» Data to process

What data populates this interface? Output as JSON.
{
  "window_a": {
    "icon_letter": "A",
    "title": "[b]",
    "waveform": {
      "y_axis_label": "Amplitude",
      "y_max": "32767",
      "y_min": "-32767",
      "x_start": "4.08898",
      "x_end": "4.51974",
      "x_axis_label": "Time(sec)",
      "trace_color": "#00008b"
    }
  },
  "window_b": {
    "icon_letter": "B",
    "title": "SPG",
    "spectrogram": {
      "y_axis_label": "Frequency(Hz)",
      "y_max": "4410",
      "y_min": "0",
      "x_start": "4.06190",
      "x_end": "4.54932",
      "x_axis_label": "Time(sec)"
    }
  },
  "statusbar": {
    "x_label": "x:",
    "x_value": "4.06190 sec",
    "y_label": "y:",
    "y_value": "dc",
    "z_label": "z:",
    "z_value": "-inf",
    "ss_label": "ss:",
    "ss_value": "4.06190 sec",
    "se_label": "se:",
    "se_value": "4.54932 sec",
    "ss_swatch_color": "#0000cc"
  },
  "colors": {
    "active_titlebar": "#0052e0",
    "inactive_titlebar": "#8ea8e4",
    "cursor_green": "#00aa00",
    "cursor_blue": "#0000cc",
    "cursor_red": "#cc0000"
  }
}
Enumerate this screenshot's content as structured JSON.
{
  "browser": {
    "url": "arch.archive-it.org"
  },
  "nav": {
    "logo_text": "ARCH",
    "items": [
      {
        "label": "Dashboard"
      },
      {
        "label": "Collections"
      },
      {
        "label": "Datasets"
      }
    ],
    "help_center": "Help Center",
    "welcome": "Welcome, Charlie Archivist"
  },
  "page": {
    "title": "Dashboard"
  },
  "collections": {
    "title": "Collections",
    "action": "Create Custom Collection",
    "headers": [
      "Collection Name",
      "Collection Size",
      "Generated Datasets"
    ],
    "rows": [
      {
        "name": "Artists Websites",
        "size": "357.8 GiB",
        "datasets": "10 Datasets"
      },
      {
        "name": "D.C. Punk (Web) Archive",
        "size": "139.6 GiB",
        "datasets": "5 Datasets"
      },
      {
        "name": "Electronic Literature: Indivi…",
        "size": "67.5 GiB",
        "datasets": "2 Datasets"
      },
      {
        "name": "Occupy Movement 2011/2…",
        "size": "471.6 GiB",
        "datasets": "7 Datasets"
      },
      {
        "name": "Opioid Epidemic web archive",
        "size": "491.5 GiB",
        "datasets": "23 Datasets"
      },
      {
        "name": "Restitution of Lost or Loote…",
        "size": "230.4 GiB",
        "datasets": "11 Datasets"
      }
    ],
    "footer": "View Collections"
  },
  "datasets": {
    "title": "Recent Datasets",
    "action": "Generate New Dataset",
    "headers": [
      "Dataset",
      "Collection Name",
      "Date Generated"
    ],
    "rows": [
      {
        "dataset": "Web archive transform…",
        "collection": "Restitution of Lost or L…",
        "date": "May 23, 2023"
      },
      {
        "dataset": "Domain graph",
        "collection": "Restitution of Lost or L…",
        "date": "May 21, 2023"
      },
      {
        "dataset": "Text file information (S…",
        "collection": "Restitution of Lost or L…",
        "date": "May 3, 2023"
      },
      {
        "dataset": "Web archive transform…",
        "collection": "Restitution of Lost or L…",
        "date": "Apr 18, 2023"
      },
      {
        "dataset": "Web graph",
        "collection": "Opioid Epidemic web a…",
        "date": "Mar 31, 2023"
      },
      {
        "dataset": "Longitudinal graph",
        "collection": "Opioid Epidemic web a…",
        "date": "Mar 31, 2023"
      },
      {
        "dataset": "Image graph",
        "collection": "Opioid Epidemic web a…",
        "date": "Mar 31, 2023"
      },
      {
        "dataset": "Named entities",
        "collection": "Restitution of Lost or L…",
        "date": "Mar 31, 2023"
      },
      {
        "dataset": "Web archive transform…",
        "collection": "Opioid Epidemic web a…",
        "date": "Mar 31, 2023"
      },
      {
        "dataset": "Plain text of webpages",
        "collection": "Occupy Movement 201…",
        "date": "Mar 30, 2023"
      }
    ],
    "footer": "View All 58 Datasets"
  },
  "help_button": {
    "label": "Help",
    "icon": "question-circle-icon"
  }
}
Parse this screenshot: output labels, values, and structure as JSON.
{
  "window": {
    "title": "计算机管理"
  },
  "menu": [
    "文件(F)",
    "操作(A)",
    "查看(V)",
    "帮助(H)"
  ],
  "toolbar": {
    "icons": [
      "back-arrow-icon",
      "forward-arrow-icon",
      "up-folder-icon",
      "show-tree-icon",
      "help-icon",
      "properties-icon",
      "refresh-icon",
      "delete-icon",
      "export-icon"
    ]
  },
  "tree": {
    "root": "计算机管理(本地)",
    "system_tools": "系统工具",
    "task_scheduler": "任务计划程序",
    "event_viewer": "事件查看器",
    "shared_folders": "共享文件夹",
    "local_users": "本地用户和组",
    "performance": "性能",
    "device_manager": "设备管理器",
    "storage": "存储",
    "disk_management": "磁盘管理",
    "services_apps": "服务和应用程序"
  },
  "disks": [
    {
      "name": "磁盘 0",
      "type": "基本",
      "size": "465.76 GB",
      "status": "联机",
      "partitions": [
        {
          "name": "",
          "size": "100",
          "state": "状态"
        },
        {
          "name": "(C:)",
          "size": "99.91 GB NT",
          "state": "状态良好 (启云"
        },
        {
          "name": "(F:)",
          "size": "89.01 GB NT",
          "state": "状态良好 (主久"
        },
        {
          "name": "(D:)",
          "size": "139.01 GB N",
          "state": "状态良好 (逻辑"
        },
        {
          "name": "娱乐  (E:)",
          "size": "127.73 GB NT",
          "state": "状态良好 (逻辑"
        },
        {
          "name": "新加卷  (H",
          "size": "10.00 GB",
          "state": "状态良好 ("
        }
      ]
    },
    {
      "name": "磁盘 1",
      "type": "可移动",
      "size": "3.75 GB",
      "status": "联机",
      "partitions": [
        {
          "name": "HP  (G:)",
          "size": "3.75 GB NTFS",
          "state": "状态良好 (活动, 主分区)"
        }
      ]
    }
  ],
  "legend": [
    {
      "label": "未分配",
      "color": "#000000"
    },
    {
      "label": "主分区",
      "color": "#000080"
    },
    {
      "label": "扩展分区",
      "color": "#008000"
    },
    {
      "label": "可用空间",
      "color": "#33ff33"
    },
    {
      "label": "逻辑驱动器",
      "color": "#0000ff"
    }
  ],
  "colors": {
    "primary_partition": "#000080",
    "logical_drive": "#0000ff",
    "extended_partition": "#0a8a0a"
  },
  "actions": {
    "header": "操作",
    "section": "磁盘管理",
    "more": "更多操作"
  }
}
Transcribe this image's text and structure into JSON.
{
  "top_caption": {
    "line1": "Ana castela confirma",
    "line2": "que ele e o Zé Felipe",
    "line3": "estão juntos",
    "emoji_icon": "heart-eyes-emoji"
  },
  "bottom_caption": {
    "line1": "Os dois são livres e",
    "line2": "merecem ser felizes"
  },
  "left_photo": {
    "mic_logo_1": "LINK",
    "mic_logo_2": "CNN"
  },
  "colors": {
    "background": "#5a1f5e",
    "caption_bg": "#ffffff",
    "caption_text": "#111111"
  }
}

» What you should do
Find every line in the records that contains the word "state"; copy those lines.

» Result below
          "state": "状态"
          "state": "状态良好 (启云"
          "state": "状态良好 (主久"
          "state": "状态良好 (逻辑"
          "state": "状态良好 (逻辑"
          "state": "状态良好 ("
          "state": "状态良好 (活动, 主分区)"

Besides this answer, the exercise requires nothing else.